*** Opening of INFORMATION ***

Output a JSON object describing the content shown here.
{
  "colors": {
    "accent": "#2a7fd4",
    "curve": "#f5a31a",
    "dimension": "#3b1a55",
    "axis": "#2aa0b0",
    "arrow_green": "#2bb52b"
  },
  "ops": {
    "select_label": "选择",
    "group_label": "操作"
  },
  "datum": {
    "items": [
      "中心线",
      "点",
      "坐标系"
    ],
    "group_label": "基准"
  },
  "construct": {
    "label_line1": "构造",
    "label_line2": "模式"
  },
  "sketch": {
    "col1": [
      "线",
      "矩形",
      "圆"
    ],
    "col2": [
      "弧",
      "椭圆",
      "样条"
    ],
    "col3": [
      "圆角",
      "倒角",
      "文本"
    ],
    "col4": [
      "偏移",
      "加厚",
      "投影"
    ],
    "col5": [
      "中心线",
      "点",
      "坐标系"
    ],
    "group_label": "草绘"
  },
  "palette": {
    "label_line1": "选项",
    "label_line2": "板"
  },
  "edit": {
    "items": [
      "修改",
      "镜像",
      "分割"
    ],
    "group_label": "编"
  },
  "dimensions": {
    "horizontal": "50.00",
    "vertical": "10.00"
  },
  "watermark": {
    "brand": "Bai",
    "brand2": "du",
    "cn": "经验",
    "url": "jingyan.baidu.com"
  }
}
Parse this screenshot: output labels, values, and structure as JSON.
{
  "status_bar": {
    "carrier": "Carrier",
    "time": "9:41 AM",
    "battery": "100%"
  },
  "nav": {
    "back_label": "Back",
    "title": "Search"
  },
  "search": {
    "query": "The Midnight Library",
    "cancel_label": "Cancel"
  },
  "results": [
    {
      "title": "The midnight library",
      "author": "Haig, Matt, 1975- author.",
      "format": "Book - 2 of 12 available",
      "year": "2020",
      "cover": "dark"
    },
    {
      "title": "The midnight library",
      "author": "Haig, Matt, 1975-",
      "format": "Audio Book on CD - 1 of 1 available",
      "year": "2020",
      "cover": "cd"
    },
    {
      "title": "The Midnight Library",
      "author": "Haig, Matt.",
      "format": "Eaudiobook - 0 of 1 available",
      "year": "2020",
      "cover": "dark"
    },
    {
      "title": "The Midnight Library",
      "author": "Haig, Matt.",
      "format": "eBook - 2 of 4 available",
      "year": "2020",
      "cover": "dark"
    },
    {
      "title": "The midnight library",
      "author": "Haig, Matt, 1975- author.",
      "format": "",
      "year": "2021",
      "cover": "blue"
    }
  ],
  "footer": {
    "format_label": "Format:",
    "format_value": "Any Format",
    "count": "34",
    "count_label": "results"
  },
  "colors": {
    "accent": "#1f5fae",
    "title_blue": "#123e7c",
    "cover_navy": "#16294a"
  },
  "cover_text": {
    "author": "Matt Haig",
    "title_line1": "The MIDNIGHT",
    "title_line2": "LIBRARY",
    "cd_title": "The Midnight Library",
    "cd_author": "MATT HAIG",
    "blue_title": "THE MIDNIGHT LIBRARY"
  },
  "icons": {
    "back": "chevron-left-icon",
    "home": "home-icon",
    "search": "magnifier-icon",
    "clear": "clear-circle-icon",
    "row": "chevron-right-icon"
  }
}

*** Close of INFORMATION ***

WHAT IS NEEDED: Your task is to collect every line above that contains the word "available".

RESPONSE TO THIS TASK:
      "format": "Book - 2 of 12 available",
      "format": "Audio Book on CD - 1 of 1 available",
      "format": "Eaudiobook - 0 of 1 available",
      "format": "eBook - 2 of 4 available",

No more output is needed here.